We know of a B2B startup founder who once decided that the best way to make an impression on the auto industry execs he was meeting with for the first time would be to strike a casual tone and do something they would never expect.
So without discussing his plan with the rest of his team, he walked into the conference room and said, “Hey, how are you f***ers doin’ today?”
The meeting did not go well.
That’s a pretty obvious example of screwing up a sales pitch, but there are a lot of other ways to mess up that might be less obvious. Here are four of the most common problems we see in B2B sales pitches:
- Too clever. Your sales pitch doesn’t need to be as funny as a Super Bowl commercial to be effective. In fact, your sales pitch will probably be much more effective if you steer clear of jokes and puns entirely. Those kinds of techniques might work in an ad targeted at people much earlier in the funnel, but at the point where you are actively pitching your products to a qualified prospect, you need to show them how you are going to solve their problem. Don’t try to show them how smart and funny you are.
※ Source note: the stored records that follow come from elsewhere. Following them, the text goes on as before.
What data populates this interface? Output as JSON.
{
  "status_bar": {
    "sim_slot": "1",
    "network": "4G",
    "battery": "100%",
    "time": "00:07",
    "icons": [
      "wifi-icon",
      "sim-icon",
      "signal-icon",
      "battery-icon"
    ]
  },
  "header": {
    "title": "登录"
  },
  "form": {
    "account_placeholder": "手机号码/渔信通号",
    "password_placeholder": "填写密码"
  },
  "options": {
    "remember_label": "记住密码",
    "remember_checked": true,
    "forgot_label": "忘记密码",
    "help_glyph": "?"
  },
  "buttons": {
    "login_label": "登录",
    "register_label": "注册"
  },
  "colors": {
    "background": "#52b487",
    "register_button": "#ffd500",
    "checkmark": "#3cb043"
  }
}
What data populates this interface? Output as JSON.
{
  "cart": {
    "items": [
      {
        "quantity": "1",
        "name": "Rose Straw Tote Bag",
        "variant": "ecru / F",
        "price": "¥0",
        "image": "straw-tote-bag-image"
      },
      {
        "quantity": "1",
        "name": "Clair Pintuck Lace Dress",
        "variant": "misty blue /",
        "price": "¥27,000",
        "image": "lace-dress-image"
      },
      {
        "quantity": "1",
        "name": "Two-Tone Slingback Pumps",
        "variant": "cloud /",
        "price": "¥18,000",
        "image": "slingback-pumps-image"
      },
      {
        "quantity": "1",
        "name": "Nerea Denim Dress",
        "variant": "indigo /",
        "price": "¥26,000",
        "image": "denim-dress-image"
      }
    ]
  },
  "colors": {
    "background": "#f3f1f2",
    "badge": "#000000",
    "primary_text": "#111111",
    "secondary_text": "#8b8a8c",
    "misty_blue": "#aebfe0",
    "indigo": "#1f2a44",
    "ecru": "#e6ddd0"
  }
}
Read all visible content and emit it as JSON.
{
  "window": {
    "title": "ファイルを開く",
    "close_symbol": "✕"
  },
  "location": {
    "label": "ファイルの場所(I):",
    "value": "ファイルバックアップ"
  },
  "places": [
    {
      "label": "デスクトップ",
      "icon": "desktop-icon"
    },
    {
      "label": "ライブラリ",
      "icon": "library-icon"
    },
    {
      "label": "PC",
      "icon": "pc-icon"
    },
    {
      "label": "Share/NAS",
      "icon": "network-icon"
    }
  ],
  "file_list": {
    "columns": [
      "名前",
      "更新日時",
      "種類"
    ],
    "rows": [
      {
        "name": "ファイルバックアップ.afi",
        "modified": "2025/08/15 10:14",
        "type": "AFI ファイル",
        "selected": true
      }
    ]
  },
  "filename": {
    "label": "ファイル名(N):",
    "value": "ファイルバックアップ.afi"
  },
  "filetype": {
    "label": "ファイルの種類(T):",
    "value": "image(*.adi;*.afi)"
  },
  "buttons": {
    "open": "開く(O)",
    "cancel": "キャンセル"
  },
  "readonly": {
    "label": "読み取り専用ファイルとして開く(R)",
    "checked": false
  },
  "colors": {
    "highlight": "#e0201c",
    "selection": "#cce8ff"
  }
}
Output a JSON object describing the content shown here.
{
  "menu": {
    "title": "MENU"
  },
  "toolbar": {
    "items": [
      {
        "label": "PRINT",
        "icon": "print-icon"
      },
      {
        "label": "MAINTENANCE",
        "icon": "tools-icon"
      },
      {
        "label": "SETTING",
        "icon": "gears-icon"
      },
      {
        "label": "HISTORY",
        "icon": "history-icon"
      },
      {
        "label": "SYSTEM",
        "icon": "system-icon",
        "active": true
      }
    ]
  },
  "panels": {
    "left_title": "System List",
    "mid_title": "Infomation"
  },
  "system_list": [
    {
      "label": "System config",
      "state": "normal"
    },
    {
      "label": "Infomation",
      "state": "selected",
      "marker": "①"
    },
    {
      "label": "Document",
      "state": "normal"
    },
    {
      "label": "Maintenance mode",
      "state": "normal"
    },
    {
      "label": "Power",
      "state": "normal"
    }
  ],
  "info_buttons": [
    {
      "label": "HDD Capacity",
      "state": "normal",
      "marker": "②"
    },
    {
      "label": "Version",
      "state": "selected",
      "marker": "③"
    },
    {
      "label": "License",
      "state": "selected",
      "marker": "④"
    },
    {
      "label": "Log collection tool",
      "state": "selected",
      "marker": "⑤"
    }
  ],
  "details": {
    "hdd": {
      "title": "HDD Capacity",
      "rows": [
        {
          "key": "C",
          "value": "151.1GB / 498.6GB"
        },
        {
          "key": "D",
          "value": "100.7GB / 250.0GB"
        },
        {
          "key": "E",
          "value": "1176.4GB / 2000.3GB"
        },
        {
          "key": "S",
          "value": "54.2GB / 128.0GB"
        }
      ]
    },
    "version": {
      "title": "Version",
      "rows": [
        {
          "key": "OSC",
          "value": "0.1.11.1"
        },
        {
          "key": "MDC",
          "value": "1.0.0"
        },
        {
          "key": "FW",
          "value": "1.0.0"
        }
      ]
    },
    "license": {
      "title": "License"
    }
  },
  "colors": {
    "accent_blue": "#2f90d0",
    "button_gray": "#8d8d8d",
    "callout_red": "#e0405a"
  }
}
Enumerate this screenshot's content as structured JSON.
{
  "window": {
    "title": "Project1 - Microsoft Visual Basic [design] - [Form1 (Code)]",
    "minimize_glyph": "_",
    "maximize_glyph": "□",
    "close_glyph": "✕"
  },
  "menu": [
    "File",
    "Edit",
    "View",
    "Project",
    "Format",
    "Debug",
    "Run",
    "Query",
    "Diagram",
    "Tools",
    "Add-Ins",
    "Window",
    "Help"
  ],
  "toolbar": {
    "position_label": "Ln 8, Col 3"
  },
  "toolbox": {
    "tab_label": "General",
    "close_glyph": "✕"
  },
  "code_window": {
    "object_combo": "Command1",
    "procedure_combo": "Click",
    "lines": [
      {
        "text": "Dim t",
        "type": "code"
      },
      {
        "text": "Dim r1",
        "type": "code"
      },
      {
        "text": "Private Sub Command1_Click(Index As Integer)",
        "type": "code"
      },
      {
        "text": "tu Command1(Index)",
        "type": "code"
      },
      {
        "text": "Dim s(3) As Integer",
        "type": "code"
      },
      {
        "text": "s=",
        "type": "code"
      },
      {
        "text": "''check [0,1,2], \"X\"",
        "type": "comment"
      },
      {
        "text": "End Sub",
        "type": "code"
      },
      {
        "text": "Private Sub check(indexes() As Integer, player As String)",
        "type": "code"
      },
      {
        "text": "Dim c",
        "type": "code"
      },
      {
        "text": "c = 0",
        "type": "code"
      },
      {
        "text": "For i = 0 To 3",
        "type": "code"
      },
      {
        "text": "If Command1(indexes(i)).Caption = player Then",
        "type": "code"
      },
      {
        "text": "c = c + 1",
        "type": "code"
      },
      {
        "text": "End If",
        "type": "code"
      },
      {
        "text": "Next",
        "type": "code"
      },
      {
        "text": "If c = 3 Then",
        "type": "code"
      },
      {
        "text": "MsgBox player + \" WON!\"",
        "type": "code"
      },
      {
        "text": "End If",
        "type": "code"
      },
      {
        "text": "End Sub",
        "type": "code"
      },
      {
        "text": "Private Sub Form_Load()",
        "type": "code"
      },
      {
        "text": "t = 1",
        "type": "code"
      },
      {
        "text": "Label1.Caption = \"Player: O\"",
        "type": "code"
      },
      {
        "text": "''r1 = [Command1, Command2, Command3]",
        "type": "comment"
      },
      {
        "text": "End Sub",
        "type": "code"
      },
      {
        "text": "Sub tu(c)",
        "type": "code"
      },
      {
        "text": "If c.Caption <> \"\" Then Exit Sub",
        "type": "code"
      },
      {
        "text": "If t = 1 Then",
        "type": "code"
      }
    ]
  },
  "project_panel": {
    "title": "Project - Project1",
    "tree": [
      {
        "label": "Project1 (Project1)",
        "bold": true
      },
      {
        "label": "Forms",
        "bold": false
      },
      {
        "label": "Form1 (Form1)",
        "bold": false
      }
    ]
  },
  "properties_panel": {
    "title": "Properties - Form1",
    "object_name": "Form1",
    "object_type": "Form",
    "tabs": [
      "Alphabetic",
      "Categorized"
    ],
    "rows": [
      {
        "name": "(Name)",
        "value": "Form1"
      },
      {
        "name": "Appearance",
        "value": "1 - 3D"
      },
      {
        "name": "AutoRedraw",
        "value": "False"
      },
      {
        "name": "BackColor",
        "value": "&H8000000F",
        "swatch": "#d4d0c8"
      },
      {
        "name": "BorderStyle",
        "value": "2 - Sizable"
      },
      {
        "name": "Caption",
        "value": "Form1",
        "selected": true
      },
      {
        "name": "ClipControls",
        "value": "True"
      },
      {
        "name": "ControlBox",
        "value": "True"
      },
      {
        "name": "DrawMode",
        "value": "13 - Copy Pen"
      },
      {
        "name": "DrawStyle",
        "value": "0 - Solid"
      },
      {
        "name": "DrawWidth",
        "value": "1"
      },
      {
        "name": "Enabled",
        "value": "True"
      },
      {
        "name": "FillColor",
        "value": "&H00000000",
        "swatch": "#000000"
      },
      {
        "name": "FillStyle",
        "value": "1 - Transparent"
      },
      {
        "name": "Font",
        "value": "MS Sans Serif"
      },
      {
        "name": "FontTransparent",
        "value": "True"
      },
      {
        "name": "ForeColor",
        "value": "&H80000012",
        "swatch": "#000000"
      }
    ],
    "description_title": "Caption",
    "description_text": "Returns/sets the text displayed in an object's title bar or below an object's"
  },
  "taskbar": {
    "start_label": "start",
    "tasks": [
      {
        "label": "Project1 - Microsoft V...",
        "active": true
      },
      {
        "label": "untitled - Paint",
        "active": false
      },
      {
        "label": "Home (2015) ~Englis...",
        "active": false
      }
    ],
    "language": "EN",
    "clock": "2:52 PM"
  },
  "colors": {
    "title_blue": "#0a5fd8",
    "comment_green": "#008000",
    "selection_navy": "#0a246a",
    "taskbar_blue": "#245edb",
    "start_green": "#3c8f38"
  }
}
Instead, demonstrate exactly what you can do for them and why your products are better than any other option.
- Form over function. If you’ve ever spent weeks debating whether your pitch should be a video or a PowerPoint presentation or a PDF or a Word document, you have a big problem. The same is true if a piece of content goes to the designer first before going to the copywriter. While good design can definitely help you make a good impression, it isn’t nearly as important as the message. Research has shown, time and time again, that the message is more important than the medium. Spend your time and energy on getting the message right, not on getting the format right.
- Not enough content. Oftentimes, people within a company will complain that their sales materials are too long and boring. “No one will read this!” they say. Those people are wrong. Unequivocally. Again, research has shown that buyers are far more likely to complain about too little content than too much. If they really have a problem, they want to read everything they can get their hands on about the topic. And if they aren’t reading your content, they will be reading someone else’s. Make sure you have enough “meat” to satisfy your buyers’ appetite for information.
- Failure to research. You might think you don’t need to research your market because you’ve been in the same business for thirty years. But we guarantee that if you did some actual research involving actual prospects, you would discover some things you never knew. And research doesn’t have to be hard or complicated. Just pick up the phone and call a couple people in your target market. A few minutes of conversation can give you much better insight into your customers’ needs. Take the time to do your homework before rushing ahead to craft your pitch.
If you haven’t examined your company’s sales pitches recently, you might want to review them, especially if they aren’t as effective as you would like. When sales pitches fail to convert, it’s all too easy for sales teams to fall into a trap blaming the product or marketing or pricing or the weather or anything else but the pitch they just made. But the truth is that if a pitch doesn’t work well, it’s probably the fault of the pitch.
For ideas on how to improve your pitch, check out Building a Better Sales Pitch. You might also want to watch Creating Compelling Content and read the tutorial on Step-by-Step Marketing Research for Strategic Selling.
And if you’ve already made some of these mistakes, we’d like to leave you with a little bit of hope. In the example at the beginning of the blog where the guy called a bunch of auto execs “f***ers,” the team was eventually able to salvage that deal by demonstrating how their product would solve some major problems for the automaker. Today, that startup generates tens of millions in revenue from that customer, even after such a terrible beginning.
Even if you’ve made missteps in the past, you just might be able to recover if you improve your pitch.
Building a Better Sales Pitch
How do we arm our sales teams with the most effective messages possible? How do we ensure our messages will actually cut through the clutter, differentiate our offerings, and move the sales process forward?
Creating Content That Actually Works
Content marketing is getting lots of attention, but it's easy to gloss over some crucial processes. In this on-demand webinar, you’ll learn about ten proven strategies for creating more effective sales and marketing content.
Step-by-Step Marketing Research for Strategic Selling
In this step-by-step tutorial, learn how to conduct marketing research---the only reliable way to gain the meaningful and actionable insights you need for effective strategic selling.